theology. James H. Cone, a foremost scholar in that
tradition, is still on the faculty.In an interview
from Seattle, on his way to visit Occupy protesters
there, Dr. West said that his liberal politics were
formed in Progressive Baptist churches, and that
Union was “the institutional expression of my core
identity as a prophetic Christian.”—NYTimes
* * *
* * *
The Persistence of the Color Line
Racial Politics and the Obama Presidency
By Randall Kennedy
Among the best things about
The Persistence of the Color Line
is watching Mr. Kennedy hash through the
positions about Mr. Obama staked out by
black commentators on the left and
right, from Stanley Crouch and Cornel
West to Juan Williams and Tavis Smiley.
He can be pointed. Noting the way Mr.
Smiley consistently “voiced skepticism
regarding whether blacks should back
Obama” . . .
finest chapter in
The Persistence of the Color Line
is so resonant, and so personal, it
could nearly be the basis for a book of
its own. That chapter is titled
“Reverend Wright and My Father:
Reflections on Blacks and Patriotism.”
Recalling some of the criticisms of
America’s past made by Mr. Obama’s
former pastor, Mr. Kennedy writes with
feeling about his own father, who put
each of his three of his children
through Princeton but who “never forgave
American society for its racist
mistreatment of him and those whom he
most loved.” His father distrusted
the police, who had frequently called
him “boy,” and rejected patriotism. Mr.
Kennedy’s father “relished Muhammad
Ali’s quip that the Vietcong had never
called him ‘nigger.’ ” The author places
his father, and Mr. Wright, in
sympathetic historical light.
* * *
The Last Holiday: A Memoir
By Gil Scott Heron
Shortly after we republished The Vulture and The Nigger Factory, Gil started to tell me about The Last Holiday, an account he was writing of a multi-city tour that he ended up doing with Stevie Wonder in late 1980 and early 1981. Originally Bob Marley was meant to be playing the tour that Stevie Wonder had conceived as a way of trying to force legislation to make Martin Luther King's birthday a national holiday. At the time, Marley was dying of cancer, so Gil was asked to do the first six dates. He ended up doing all 41. And Dr King's birthday ended up becoming a national holiday ("The Last Holiday because America can't afford to have another national holiday"), but Gil always felt that Stevie never got the recognition he deserved and that his story needed to be told. The first chapters of this book were given to me in New York when Gil was living in the Chelsea Hotel. Among the pages was a chapter called Deadline that recounts the night they played Oakland, California, 8 December; it was also the night that John Lennon was murdered. Gil uses Lennon's violent end as a brilliant parallel to Dr King's assassination and as a biting commentary on the constraints that sometimes lead to newspapers getting things wrong. —Jamie Byng, Guardian / Gil_reads_"Deadline" (audio)
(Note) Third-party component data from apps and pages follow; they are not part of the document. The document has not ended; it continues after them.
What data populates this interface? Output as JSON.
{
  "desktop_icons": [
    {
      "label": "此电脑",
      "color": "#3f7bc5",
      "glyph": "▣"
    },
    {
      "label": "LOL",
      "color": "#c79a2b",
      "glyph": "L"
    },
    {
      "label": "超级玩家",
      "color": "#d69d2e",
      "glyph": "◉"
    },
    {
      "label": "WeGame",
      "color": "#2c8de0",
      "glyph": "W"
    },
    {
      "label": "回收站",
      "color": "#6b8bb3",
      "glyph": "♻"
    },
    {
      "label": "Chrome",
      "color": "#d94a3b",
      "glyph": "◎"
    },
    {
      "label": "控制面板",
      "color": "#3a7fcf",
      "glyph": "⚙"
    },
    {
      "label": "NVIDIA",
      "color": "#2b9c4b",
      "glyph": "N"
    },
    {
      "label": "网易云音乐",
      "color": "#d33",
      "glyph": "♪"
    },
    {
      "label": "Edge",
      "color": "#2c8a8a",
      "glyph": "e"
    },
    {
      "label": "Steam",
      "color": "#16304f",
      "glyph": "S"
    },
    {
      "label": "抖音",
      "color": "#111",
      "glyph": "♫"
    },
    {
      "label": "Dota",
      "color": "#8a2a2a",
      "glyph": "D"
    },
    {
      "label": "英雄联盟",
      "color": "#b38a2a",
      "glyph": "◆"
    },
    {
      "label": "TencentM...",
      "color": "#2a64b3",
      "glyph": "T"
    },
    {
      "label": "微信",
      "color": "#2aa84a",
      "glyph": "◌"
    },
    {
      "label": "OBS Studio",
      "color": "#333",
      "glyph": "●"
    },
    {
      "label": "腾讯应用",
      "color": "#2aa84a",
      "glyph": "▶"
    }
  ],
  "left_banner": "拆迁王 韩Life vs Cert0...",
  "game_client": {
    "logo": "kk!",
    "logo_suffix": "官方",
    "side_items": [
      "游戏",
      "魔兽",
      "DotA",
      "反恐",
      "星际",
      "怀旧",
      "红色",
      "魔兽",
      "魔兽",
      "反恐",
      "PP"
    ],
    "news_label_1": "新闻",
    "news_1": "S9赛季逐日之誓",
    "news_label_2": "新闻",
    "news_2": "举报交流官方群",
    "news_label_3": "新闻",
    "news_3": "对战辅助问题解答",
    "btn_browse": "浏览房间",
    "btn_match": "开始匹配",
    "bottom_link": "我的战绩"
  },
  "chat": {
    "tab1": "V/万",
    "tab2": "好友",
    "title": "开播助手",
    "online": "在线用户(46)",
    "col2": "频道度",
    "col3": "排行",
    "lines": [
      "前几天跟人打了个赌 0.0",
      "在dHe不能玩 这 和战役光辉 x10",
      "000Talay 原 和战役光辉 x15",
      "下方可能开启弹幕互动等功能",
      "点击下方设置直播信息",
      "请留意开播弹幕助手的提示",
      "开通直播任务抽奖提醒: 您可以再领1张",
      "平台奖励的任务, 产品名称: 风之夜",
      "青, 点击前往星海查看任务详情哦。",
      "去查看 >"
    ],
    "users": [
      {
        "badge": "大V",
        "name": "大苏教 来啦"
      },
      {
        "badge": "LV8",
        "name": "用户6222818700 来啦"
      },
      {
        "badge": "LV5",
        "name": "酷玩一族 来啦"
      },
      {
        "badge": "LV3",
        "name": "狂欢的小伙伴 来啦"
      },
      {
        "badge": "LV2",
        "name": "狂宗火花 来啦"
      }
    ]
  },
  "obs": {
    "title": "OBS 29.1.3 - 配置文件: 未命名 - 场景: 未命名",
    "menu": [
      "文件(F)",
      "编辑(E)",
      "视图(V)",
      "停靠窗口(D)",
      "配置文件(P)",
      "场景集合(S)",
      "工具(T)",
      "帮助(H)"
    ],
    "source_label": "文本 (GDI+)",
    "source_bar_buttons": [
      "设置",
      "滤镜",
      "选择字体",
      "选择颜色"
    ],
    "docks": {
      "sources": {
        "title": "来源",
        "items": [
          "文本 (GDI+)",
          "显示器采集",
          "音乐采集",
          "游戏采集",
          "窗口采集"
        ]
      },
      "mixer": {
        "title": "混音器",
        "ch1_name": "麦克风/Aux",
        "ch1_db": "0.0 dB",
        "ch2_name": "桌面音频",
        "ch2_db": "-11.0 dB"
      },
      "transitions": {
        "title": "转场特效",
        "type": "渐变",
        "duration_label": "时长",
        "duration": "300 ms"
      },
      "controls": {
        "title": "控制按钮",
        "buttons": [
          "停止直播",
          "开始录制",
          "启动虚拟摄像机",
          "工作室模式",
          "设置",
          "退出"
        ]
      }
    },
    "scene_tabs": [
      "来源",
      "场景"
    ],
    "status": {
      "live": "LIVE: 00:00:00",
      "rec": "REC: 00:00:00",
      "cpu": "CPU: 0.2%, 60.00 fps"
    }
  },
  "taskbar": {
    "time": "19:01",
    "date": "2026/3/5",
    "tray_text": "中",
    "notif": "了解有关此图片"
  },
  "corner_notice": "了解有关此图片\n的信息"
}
* * *
The White Masters of the
The World and Africa, 1965
By W. E. B. Du Bois
W. E. B. Du Bois’
Arraignment and Indictment of White Civilization
* * *
(Books, DVDs, Music, and more)
update 5 March